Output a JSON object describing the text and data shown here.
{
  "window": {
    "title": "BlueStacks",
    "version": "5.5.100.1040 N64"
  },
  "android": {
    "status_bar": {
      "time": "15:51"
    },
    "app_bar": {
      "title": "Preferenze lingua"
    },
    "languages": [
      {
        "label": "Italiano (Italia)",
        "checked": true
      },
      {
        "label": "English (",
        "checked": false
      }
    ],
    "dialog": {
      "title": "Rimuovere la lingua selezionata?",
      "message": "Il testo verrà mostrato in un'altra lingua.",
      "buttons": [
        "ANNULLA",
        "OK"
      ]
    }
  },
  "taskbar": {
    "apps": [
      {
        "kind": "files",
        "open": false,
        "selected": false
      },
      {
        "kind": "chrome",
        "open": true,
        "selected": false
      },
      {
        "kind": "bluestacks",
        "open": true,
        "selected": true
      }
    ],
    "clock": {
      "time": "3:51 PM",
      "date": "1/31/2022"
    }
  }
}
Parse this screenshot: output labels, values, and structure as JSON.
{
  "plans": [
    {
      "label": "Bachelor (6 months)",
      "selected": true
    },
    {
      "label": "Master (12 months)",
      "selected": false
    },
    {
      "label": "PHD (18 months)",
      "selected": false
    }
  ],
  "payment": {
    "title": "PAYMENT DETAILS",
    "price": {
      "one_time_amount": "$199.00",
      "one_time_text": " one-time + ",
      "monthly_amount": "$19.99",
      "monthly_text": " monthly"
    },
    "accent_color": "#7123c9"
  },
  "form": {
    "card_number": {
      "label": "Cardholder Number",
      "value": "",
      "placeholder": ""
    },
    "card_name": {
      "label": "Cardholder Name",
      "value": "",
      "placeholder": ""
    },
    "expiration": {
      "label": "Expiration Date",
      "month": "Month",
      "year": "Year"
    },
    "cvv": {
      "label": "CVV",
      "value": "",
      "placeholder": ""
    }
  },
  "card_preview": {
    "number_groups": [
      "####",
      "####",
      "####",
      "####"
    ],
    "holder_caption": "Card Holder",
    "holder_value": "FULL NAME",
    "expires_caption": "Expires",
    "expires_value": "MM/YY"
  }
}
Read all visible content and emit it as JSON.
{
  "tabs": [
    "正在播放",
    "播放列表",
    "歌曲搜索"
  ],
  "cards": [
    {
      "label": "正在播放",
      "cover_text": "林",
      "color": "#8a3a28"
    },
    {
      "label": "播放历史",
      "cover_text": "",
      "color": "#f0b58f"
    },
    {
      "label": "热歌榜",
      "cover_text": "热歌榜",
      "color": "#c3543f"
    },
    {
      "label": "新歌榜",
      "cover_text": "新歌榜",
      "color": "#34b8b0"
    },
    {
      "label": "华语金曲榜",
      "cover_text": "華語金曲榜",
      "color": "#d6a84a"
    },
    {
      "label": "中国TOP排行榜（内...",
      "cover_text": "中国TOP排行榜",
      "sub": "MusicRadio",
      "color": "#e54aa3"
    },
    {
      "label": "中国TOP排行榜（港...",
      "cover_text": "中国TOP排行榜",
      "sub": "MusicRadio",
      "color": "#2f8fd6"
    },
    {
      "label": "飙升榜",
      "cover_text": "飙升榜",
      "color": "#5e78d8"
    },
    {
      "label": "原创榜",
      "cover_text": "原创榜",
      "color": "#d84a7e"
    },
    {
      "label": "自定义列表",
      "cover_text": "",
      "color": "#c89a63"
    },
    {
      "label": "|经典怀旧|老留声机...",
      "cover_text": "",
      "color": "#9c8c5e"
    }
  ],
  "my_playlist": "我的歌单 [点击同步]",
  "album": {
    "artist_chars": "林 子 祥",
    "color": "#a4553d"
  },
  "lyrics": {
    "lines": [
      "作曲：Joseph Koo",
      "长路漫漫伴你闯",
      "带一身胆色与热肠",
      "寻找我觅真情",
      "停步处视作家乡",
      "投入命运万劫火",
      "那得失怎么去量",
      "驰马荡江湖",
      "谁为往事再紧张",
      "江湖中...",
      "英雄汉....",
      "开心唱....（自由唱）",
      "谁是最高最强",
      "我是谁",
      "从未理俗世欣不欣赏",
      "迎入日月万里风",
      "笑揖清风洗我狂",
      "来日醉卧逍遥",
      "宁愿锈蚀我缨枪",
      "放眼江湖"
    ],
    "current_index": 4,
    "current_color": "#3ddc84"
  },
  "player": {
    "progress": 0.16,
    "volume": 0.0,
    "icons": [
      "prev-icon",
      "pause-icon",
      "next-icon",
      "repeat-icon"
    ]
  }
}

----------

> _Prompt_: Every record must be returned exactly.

> _Your solution_:
Output a JSON object describing the text and data shown here.
{
  "window": {
    "title": "BlueStacks",
    "version": "5.5.100.1040 N64"
  },
  "android": {
    "status_bar": {
      "time": "15:51"
    },
    "app_bar": {
      "title": "Preferenze lingua"
    },
    "languages": [
      {
        "label": "Italiano (Italia)",
        "checked": true
      },
      {
        "label": "English (",
        "checked": false
      }
    ],
    "dialog": {
      "title": "Rimuovere la lingua selezionata?",
      "message": "Il testo verrà mostrato in un'altra lingua.",
      "buttons": [
        "ANNULLA",
        "OK"
      ]
    }
  },
  "taskbar": {
    "apps": [
      {
        "kind": "files",
        "open": false,
        "selected": false
      },
      {
        "kind": "chrome",
        "open": true,
        "selected": false
      },
      {
        "kind": "bluestacks",
        "open": true,
        "selected": true
      }
    ],
    "clock": {
      "time": "3:51 PM",
      "date": "1/31/2022"
    }
  }
}
Parse this screenshot: output labels, values, and structure as JSON.
{
  "plans": [
    {
      "label": "Bachelor (6 months)",
      "selected": true
    },
    {
      "label": "Master (12 months)",
      "selected": false
    },
    {
      "label": "PHD (18 months)",
      "selected": false
    }
  ],
  "payment": {
    "title": "PAYMENT DETAILS",
    "price": {
      "one_time_amount": "$199.00",
      "one_time_text": " one-time + ",
      "monthly_amount": "$19.99",
      "monthly_text": " monthly"
    },
    "accent_color": "#7123c9"
  },
  "form": {
    "card_number": {
      "label": "Cardholder Number",
      "value": "",
      "placeholder": ""
    },
    "card_name": {
      "label": "Cardholder Name",
      "value": "",
      "placeholder": ""
    },
    "expiration": {
      "label": "Expiration Date",
      "month": "Month",
      "year": "Year"
    },
    "cvv": {
      "label": "CVV",
      "value": "",
      "placeholder": ""
    }
  },
  "card_preview": {
    "number_groups": [
      "####",
      "####",
      "####",
      "####"
    ],
    "holder_caption": "Card Holder",
    "holder_value": "FULL NAME",
    "expires_caption": "Expires",
    "expires_value": "MM/YY"
  }
}
Read all visible content and emit it as JSON.
{
  "tabs": [
    "正在播放",
    "播放列表",
    "歌曲搜索"
  ],
  "cards": [
    {
      "label": "正在播放",
      "cover_text": "林",
      "color": "#8a3a28"
    },
    {
      "label": "播放历史",
      "cover_text": "",
      "color": "#f0b58f"
    },
    {
      "label": "热歌榜",
      "cover_text": "热歌榜",
      "color": "#c3543f"
    },
    {
      "label": "新歌榜",
      "cover_text": "新歌榜",
      "color": "#34b8b0"
    },
    {
      "label": "华语金曲榜",
      "cover_text": "華語金曲榜",
      "color": "#d6a84a"
    },
    {
      "label": "中国TOP排行榜（内...",
      "cover_text": "中国TOP排行榜",
      "sub": "MusicRadio",
      "color": "#e54aa3"
    },
    {
      "label": "中国TOP排行榜（港...",
      "cover_text": "中国TOP排行榜",
      "sub": "MusicRadio",
      "color": "#2f8fd6"
    },
    {
      "label": "飙升榜",
      "cover_text": "飙升榜",
      "color": "#5e78d8"
    },
    {
      "label": "原创榜",
      "cover_text": "原创榜",
      "color": "#d84a7e"
    },
    {
      "label": "自定义列表",
      "cover_text": "",
      "color": "#c89a63"
    },
    {
      "label": "|经典怀旧|老留声机...",
      "cover_text": "",
      "color": "#9c8c5e"
    }
  ],
  "my_playlist": "我的歌单 [点击同步]",
  "album": {
    "artist_chars": "林 子 祥",
    "color": "#a4553d"
  },
  "lyrics": {
    "lines": [
      "作曲：Joseph Koo",
      "长路漫漫伴你闯",
      "带一身胆色与热肠",
      "寻找我觅真情",
      "停步处视作家乡",
      "投入命运万劫火",
      "那得失怎么去量",
      "驰马荡江湖",
      "谁为往事再紧张",
      "江湖中...",
      "英雄汉....",
      "开心唱....（自由唱）",
      "谁是最高最强",
      "我是谁",
      "从未理俗世欣不欣赏",
      "迎入日月万里风",
      "笑揖清风洗我狂",
      "来日醉卧逍遥",
      "宁愿锈蚀我缨枪",
      "放眼江湖"
    ],
    "current_index": 4,
    "current_color": "#3ddc84"
  },
  "player": {
    "progress": 0.16,
    "volume": 0.0,
    "icons": [
      "prev-icon",
      "pause-icon",
      "next-icon",
      "repeat-icon"
    ]
  }
}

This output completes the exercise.